Narendra Modi touched off many ripples when he spoke of a debate on Article 370, which gives Jammu and Kashmir autonomy in matters of citizenship, property ownership and other rights. At a rally in Jammu, Modi suggested debating whether Article 370 had helped the common citizen, leading to many interpretations of his motives. In the RSS and BJP worldview, the existence of Article 370 implies favouritism and special treatment to the Muslim-majority state. In its manifesto, the party has expressed staunch commitment to scrapping it, though it has been conspicuously silent on the matter while in power at the Centre.
So did Modi mean to stand apart from his party and suggest that one of its ironclad principles was open to discussion and empirical testing? If Article 370 is now negotiable, could the party also soften its view on its other "core issues"? It is possible that Modi was indicating his movement to the centre, to appeal to more constituencies, knowing that doctrinaire purity is impossible to maintain when in government. As prime minister, Atal Bihari Vajpayee, constrained by other forces, eschewed any mention of Article 370, reaching out to Kashmir through poetic euphemism about a solution within the ambit of humanity.
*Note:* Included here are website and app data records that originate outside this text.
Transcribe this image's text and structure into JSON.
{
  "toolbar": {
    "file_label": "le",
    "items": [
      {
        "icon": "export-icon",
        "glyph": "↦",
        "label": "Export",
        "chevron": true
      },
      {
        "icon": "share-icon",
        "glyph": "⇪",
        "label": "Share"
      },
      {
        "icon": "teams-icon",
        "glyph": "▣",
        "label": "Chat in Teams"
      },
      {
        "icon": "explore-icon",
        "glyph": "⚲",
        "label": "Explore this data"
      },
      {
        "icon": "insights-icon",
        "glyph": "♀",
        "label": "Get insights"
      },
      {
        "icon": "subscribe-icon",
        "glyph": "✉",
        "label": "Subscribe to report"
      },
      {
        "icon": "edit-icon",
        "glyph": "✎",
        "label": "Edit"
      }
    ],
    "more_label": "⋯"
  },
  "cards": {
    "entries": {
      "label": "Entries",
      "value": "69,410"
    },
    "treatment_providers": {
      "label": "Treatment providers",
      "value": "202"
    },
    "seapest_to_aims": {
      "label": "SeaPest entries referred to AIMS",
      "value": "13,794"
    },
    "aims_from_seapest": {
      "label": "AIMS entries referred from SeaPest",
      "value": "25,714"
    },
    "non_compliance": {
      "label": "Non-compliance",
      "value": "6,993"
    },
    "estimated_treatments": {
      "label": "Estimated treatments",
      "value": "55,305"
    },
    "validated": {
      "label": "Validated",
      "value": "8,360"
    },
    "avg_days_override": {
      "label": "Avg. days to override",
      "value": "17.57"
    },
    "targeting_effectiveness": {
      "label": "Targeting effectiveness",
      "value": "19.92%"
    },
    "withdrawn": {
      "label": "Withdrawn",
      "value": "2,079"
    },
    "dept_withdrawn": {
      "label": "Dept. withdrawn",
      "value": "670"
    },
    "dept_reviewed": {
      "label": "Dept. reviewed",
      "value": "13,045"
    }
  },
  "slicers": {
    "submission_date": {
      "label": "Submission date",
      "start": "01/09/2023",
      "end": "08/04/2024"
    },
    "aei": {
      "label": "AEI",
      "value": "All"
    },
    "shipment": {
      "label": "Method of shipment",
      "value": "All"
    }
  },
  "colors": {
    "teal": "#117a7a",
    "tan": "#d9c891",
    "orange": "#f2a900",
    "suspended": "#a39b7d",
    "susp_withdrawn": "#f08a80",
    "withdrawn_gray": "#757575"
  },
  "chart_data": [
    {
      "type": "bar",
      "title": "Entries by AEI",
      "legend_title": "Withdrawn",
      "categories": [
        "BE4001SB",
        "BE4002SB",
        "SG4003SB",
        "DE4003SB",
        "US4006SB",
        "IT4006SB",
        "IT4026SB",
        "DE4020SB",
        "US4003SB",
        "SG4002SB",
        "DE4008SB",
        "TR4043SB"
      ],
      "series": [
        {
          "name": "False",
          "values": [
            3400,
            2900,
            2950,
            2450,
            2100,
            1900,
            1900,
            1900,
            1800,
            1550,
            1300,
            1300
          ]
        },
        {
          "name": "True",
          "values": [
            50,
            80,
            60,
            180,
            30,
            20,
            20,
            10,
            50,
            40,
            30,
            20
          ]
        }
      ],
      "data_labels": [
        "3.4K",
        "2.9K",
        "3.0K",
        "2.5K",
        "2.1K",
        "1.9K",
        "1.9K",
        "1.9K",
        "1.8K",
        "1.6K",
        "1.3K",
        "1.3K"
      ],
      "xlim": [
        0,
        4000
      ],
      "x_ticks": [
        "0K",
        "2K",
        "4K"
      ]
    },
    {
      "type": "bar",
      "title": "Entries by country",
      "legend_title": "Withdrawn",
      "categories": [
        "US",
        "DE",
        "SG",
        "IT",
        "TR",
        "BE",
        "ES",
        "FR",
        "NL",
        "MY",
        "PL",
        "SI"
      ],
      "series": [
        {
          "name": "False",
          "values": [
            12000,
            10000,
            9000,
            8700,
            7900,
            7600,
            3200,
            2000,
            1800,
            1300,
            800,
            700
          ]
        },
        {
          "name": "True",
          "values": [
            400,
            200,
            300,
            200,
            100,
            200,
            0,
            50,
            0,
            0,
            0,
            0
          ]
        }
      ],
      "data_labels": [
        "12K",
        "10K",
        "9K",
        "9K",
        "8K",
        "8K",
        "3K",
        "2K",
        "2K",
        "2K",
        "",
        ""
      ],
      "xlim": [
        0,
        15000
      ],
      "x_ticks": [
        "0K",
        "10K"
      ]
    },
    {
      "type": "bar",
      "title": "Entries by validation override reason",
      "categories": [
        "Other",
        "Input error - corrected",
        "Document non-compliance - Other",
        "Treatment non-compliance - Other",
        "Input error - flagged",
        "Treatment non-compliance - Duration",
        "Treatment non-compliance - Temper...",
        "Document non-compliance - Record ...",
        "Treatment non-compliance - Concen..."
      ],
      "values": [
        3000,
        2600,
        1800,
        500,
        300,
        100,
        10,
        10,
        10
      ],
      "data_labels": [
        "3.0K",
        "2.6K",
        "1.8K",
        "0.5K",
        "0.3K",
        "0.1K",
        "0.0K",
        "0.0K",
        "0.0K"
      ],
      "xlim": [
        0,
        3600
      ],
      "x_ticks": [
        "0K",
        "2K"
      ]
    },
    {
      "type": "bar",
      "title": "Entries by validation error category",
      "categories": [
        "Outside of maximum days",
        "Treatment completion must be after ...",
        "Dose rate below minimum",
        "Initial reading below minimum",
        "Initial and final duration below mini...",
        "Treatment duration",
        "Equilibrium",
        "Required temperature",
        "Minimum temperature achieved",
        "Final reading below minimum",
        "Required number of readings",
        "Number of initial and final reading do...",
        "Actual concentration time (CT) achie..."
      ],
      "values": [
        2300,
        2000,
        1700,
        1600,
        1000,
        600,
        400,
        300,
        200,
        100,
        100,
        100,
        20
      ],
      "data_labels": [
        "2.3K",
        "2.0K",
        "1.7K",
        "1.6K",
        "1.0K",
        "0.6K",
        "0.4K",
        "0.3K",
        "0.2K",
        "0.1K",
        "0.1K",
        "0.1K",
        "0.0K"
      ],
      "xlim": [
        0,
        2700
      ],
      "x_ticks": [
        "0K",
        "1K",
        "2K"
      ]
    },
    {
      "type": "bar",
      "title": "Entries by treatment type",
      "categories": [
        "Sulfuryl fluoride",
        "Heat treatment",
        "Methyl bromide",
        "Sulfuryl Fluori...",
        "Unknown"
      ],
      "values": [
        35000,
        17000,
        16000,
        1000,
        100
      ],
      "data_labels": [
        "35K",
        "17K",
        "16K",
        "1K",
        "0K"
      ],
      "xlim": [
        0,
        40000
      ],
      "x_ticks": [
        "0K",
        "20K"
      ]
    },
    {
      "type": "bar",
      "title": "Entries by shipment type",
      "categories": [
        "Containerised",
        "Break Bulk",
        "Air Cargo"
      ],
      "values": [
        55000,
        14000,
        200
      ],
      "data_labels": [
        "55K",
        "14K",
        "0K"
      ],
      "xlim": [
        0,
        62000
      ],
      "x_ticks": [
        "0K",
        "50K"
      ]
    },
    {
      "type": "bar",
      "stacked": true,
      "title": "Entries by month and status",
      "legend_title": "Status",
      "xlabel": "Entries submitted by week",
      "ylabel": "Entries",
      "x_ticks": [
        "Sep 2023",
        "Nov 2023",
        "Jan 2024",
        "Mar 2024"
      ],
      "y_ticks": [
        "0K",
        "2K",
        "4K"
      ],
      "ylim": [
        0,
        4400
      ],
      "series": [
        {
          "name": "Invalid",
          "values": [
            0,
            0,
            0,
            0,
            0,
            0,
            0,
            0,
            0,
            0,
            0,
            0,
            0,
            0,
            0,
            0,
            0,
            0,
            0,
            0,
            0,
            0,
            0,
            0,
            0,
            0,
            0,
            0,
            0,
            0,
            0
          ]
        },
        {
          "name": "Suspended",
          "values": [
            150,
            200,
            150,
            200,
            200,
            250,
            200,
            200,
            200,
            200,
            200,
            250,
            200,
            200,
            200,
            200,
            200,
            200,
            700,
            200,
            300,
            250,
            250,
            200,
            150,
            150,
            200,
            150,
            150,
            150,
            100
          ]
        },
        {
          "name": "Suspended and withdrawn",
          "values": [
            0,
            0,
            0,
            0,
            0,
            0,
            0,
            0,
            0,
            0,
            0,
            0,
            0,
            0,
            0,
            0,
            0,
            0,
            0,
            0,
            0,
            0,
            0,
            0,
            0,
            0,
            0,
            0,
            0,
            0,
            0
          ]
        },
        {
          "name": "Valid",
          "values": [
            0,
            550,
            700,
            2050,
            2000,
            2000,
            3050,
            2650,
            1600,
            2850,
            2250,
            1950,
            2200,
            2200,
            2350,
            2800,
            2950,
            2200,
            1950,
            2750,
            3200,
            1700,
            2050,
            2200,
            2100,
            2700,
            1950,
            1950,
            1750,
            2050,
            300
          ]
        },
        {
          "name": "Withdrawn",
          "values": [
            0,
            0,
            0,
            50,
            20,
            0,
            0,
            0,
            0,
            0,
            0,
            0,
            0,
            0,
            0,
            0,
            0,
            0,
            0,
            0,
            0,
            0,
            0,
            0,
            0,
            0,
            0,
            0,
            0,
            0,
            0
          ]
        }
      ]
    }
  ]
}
In the recent past, Modi has made several attempts to recast his own image — whether in his relatively muted rhetoric on Pakistan, or even his Patna speech about how Hindus and Muslims should fight the common enemy of poverty. The latter speech, though, was soon undone by the irresponsible and gimmicky "asthi kalash yatra" in Bihar.